### EXERCISE DESCRIPTION:
Print the whole listing exactly as it appears, but skip the pictures.

### EXERCISE DATA:
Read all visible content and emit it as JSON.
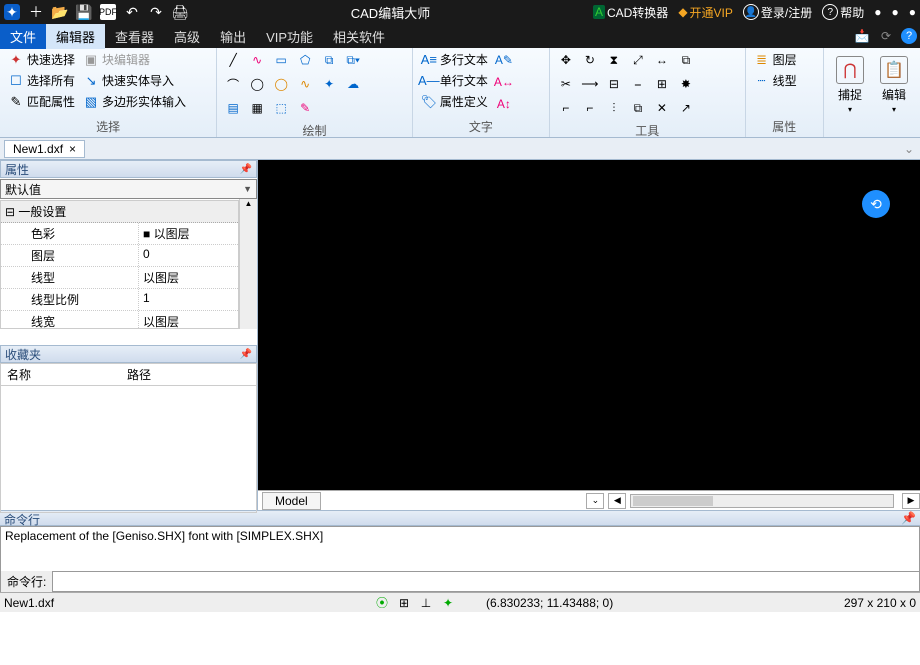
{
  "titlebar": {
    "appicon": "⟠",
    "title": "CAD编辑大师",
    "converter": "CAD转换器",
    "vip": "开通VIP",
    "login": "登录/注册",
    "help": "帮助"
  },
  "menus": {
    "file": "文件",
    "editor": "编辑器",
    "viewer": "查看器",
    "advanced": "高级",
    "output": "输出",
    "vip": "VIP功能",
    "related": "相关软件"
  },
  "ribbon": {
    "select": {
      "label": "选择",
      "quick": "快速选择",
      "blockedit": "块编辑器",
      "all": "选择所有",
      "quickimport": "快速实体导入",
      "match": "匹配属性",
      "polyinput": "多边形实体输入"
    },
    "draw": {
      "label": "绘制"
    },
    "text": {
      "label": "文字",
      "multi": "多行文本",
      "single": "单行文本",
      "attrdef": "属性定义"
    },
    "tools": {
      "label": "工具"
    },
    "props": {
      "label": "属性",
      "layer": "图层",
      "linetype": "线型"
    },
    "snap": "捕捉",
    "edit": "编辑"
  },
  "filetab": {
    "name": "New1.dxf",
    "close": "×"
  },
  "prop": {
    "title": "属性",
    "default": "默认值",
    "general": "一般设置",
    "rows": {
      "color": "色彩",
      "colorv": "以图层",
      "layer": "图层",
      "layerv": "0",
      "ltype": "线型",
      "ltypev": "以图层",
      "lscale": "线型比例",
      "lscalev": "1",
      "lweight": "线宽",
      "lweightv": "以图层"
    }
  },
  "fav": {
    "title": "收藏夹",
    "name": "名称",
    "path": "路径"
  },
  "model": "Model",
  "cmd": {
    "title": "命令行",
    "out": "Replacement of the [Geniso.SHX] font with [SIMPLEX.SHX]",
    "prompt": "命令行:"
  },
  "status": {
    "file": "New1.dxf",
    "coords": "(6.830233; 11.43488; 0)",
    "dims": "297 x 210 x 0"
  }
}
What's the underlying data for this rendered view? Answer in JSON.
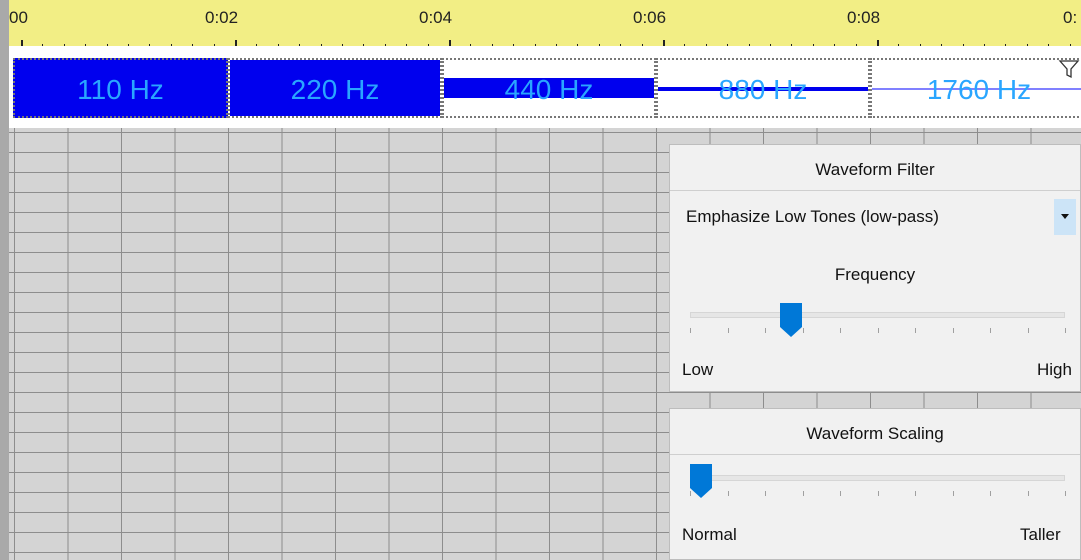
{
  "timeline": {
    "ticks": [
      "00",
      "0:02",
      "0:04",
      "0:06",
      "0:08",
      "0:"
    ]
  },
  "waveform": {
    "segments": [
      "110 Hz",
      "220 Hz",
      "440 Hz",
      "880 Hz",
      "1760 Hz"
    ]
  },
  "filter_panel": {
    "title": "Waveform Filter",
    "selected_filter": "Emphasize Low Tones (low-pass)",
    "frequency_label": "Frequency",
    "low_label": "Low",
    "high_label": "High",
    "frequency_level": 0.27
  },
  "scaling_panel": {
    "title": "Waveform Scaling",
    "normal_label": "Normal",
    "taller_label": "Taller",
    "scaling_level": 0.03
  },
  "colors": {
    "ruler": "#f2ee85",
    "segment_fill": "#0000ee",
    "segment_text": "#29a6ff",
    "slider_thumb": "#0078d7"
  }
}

### ANSWER TO THIS EXERCISE:
Read all visible content and emit it as JSON.
{
  "titlebar": {
    "appicon": "⟠",
    "title": "CAD编辑大师",
    "converter": "CAD转换器",
    "vip": "开通VIP",
    "login": "登录/注册",
    "help": "帮助"
  },
  "menus": {
    "file": "文件",
    "editor": "编辑器",
    "viewer": "查看器",
    "advanced": "高级",
    "output": "输出",
    "vip": "VIP功能",
    "related": "相关软件"
  },
  "ribbon": {
    "select": {
      "label": "选择",
      "quick": "快速选择",
      "blockedit": "块编辑器",
      "all": "选择所有",
      "quickimport": "快速实体导入",
      "match": "匹配属性",
      "polyinput": "多边形实体输入"
    },
    "draw": {
      "label": "绘制"
    },
    "text": {
      "label": "文字",
      "multi": "多行文本",
      "single": "单行文本",
      "attrdef": "属性定义"
    },
    "tools": {
      "label": "工具"
    },
    "props": {
      "label": "属性",
      "layer": "图层",
      "linetype": "线型"
    },
    "snap": "捕捉",
    "edit": "编辑"
  },
  "filetab": {
    "name": "New1.dxf",
    "close": "×"
  },
  "prop": {
    "title": "属性",
    "default": "默认值",
    "general": "一般设置",
    "rows": {
      "color": "色彩",
      "colorv": "以图层",
      "layer": "图层",
      "layerv": "0",
      "ltype": "线型",
      "ltypev": "以图层",
      "lscale": "线型比例",
      "lscalev": "1",
      "lweight": "线宽",
      "lweightv": "以图层"
    }
  },
  "fav": {
    "title": "收藏夹",
    "name": "名称",
    "path": "路径"
  },
  "model": "Model",
  "cmd": {
    "title": "命令行",
    "out": "Replacement of the [Geniso.SHX] font with [SIMPLEX.SHX]",
    "prompt": "命令行:"
  },
  "status": {
    "file": "New1.dxf",
    "coords": "(6.830233; 11.43488; 0)",
    "dims": "297 x 210 x 0"
  }
}
What's the underlying data for this rendered view? Answer in JSON.
{
  "timeline": {
    "ticks": [
      "00",
      "0:02",
      "0:04",
      "0:06",
      "0:08",
      "0:"
    ]
  },
  "waveform": {
    "segments": [
      "110 Hz",
      "220 Hz",
      "440 Hz",
      "880 Hz",
      "1760 Hz"
    ]
  },
  "filter_panel": {
    "title": "Waveform Filter",
    "selected_filter": "Emphasize Low Tones (low-pass)",
    "frequency_label": "Frequency",
    "low_label": "Low",
    "high_label": "High",
    "frequency_level": 0.27
  },
  "scaling_panel": {
    "title": "Waveform Scaling",
    "normal_label": "Normal",
    "taller_label": "Taller",
    "scaling_level": 0.03
  },
  "colors": {
    "ruler": "#f2ee85",
    "segment_fill": "#0000ee",
    "segment_text": "#29a6ff",
    "slider_thumb": "#0078d7"
  }
}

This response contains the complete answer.